Sachin Tendulkar will celebrate another significant milestone today, as the Little Master turns 40.
Since he burst on to the scene as a 16-year-old at Karachi in 1989, Tendulkar has become the leading Test and one-day runscorer of all-time, amassing a phenomenal 34,273 runs in his 24-year career.
His record of 100 international centuries is a dedication to his longevity and class, while even his leg-spin deliveries have claimed the scalps of 200 international batsmen.
His place in the Indian team has increasingly come up for debate, however. In his past 12 Tests, Tendulkar has averaged just 22.52 and passed fifty on only two occasions.
His last Test century was over two years ago and it took him a year to bring up his 100th international century against minnows Bangladesh in a one-dayer in March last year.
The great man himself has offered only a limited insight regarding retirement.
Speaking six months ago, he said: "I am 39-plus and it is not abnormal for me to think of retirement. I will go by what my heart says. At this moment, my heart says I am OK."
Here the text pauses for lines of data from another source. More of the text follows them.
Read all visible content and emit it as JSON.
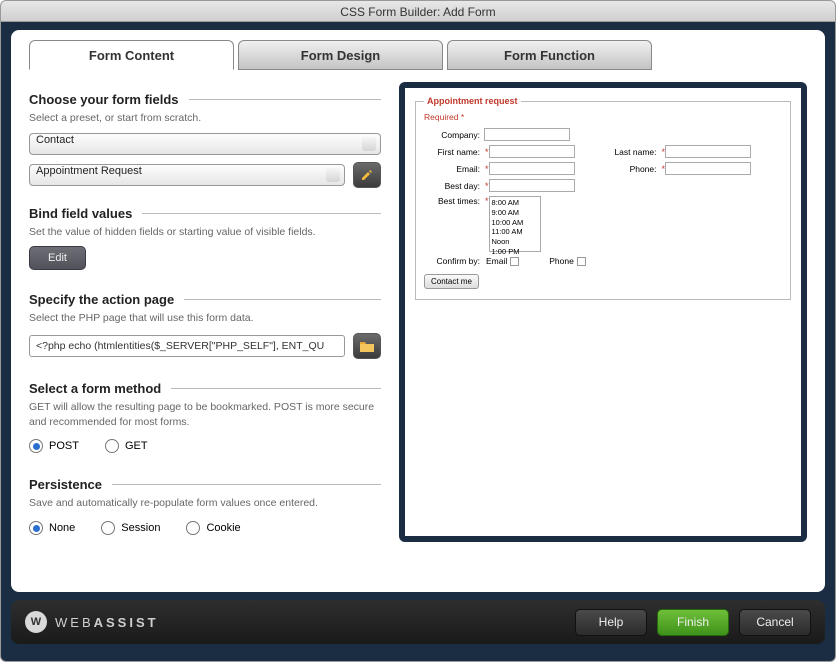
{
  "window": {
    "title": "CSS Form Builder: Add Form"
  },
  "tabs": {
    "content": "Form Content",
    "design": "Form Design",
    "function": "Form Function"
  },
  "fields": {
    "head": "Choose your form fields",
    "sub": "Select a preset, or start from scratch.",
    "preset1": "Contact",
    "preset2": "Appointment Request"
  },
  "bind": {
    "head": "Bind field values",
    "sub": "Set the value of hidden fields or starting value of visible fields.",
    "edit": "Edit"
  },
  "action": {
    "head": "Specify the action page",
    "sub": "Select the PHP page that will use this form data.",
    "value": "<?php echo (htmlentities($_SERVER[\"PHP_SELF\"], ENT_QU"
  },
  "method": {
    "head": "Select a form method",
    "sub": "GET will allow the resulting page to be bookmarked. POST is more secure and recommended for most forms.",
    "post": "POST",
    "get": "GET"
  },
  "persist": {
    "head": "Persistence",
    "sub": "Save and automatically re-populate form values once entered.",
    "none": "None",
    "session": "Session",
    "cookie": "Cookie"
  },
  "preview": {
    "legend": "Appointment request",
    "required": "Required *",
    "company": "Company:",
    "first": "First name:",
    "last": "Last name:",
    "email": "Email:",
    "phone": "Phone:",
    "bestday": "Best day:",
    "besttimes": "Best times:",
    "times": [
      "8:00 AM",
      "9:00 AM",
      "10:00 AM",
      "11:00 AM",
      "Noon",
      "1:00 PM"
    ],
    "confirm": "Confirm by:",
    "confirm_email": "Email",
    "confirm_phone": "Phone",
    "submit": "Contact me"
  },
  "brand": {
    "light": "WEB",
    "bold": "ASSIST"
  },
  "footer": {
    "help": "Help",
    "finish": "Finish",
    "cancel": "Cancel"
  }
}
Tendulkar has since retired from the 50-over game in a bid to prolong his 198-Test career.
When asked last week if he was closer to calling time, Tendulkar offered a blunt rebuke.
"People have been talking about my retirement since 2005, but that does not worry me at all," he said.
"Your job is to write, my job is to play. I will stick to my job and you stick to yours."